Dataset rows describing interfaces
....
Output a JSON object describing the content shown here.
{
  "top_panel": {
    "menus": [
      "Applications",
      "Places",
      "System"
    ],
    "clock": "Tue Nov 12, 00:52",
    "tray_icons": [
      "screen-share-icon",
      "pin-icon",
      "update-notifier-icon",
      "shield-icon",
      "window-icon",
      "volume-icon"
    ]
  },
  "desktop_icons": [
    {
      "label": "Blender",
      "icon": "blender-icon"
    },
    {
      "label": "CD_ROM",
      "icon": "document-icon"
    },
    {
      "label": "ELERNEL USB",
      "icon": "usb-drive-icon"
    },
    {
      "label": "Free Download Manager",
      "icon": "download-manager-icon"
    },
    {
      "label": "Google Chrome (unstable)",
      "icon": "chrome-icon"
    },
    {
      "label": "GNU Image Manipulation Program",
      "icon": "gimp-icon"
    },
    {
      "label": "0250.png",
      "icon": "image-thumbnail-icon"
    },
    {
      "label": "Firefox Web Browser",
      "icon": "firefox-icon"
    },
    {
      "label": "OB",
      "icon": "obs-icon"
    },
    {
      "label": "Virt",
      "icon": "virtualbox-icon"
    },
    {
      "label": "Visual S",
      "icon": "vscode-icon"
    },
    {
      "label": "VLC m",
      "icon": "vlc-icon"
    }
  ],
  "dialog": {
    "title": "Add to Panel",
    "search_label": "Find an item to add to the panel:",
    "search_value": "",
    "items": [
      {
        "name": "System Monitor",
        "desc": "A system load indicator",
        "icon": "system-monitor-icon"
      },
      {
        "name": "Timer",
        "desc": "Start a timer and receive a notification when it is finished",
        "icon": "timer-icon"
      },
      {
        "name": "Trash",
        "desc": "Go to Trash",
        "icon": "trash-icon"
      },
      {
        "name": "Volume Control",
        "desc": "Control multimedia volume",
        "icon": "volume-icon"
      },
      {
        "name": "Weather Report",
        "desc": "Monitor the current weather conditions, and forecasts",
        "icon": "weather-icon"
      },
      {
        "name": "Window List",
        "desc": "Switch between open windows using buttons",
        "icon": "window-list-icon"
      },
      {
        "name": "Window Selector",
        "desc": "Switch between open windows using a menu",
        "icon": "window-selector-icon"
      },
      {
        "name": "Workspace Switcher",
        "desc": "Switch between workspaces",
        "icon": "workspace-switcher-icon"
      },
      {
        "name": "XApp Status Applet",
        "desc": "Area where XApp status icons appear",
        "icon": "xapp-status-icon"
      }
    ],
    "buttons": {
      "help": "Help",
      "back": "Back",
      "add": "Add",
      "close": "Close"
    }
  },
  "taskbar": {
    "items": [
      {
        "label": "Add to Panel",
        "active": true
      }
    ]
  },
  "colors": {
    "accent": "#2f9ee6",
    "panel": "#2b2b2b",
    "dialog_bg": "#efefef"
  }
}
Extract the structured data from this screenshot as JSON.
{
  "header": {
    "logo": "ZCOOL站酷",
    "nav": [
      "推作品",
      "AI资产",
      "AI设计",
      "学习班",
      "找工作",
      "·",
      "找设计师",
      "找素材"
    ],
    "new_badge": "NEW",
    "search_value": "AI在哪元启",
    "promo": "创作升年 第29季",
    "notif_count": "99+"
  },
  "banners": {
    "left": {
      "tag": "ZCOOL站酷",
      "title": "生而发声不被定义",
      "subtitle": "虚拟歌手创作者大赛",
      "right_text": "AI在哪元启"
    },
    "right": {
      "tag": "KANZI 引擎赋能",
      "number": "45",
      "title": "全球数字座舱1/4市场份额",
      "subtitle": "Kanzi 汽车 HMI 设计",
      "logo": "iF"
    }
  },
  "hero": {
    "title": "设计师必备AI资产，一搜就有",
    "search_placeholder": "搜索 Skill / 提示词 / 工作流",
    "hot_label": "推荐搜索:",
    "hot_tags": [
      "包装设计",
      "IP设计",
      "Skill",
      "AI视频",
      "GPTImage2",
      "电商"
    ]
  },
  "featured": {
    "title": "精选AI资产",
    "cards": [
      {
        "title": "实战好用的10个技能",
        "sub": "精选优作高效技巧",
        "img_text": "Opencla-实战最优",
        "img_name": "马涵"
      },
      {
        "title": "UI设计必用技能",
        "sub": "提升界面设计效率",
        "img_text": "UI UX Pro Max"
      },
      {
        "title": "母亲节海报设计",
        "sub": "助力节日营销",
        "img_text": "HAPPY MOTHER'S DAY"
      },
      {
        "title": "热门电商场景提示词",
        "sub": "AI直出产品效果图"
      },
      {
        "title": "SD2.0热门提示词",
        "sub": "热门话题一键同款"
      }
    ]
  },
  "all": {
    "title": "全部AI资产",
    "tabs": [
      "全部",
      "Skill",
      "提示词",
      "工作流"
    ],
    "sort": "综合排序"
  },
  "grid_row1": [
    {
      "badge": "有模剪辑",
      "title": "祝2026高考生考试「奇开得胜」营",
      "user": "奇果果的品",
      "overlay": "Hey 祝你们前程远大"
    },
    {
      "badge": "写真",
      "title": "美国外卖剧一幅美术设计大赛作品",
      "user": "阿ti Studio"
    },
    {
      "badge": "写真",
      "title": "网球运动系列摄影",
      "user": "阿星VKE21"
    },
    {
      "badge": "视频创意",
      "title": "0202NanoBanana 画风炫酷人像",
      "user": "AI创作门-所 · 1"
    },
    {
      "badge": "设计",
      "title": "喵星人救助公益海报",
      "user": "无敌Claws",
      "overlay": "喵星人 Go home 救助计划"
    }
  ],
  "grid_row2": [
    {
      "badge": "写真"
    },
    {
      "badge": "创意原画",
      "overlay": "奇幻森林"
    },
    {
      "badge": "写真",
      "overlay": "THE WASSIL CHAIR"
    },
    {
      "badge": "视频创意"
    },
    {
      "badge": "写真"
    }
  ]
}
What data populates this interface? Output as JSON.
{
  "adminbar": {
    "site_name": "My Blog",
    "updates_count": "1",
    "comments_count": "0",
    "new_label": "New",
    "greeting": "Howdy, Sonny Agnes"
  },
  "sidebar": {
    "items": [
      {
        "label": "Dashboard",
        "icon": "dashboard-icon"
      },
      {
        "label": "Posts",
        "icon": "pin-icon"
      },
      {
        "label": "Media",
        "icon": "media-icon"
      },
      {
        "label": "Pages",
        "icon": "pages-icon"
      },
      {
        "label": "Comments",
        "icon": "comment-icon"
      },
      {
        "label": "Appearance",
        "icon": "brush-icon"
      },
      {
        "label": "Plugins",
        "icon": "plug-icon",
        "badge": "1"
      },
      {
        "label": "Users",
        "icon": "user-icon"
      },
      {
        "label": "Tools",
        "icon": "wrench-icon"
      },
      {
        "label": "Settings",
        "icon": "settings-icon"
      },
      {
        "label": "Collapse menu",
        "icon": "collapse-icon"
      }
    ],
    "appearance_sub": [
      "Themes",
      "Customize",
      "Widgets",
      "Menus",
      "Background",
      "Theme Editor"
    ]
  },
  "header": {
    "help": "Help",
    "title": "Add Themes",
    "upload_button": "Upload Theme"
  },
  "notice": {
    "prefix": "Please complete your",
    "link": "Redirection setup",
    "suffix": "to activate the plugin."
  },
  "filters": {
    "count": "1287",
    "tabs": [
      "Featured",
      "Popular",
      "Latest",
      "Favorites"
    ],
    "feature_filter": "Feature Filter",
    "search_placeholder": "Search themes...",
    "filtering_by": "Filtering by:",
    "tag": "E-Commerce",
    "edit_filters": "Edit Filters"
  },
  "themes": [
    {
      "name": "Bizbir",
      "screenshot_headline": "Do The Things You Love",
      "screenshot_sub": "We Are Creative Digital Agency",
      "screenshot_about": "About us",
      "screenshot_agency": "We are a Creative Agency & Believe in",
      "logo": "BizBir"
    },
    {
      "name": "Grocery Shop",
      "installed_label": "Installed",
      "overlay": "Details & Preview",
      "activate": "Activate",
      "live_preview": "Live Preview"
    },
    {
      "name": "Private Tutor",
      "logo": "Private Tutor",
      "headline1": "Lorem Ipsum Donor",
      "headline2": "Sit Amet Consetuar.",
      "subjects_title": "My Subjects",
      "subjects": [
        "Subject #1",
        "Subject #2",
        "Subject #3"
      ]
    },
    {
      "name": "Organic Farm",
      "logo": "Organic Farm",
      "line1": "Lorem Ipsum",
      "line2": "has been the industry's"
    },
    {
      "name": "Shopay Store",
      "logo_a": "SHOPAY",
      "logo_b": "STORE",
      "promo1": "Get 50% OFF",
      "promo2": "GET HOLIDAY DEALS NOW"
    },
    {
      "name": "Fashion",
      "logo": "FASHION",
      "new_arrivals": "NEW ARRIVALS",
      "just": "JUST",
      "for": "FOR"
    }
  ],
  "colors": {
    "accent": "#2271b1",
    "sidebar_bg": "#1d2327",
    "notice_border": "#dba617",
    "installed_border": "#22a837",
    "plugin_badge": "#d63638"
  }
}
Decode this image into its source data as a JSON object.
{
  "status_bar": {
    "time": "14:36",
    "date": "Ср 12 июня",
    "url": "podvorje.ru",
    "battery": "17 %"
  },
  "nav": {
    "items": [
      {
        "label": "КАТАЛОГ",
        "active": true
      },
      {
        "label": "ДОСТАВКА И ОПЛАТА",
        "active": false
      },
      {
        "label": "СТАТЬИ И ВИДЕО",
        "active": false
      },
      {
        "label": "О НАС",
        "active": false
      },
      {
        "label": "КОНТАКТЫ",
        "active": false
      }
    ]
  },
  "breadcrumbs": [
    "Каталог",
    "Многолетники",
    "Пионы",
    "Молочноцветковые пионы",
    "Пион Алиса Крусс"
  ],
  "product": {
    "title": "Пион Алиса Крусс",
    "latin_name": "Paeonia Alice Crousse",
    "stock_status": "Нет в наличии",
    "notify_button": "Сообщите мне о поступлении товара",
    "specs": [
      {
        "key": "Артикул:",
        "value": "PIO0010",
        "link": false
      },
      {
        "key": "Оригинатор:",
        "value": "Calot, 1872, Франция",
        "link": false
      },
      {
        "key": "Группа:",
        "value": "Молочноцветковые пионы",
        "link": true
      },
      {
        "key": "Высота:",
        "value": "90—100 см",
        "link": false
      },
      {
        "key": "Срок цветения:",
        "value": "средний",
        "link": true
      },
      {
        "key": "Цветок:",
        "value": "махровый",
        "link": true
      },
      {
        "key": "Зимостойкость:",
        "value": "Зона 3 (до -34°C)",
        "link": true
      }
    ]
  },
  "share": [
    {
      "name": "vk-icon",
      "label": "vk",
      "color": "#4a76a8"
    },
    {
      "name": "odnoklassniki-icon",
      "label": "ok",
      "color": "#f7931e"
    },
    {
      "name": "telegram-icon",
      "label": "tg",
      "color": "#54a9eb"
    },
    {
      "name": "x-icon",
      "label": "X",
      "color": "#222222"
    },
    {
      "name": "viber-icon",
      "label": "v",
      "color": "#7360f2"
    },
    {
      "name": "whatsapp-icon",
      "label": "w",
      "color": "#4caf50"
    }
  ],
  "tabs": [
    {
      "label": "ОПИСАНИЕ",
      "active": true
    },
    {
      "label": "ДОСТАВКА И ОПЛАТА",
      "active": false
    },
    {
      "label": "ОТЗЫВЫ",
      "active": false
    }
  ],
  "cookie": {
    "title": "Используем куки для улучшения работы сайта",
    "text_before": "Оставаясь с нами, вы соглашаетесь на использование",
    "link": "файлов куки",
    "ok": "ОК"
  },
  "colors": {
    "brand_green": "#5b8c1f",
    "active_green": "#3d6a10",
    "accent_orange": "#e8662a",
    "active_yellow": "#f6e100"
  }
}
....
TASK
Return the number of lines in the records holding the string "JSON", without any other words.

EXERCISE ANSWER
4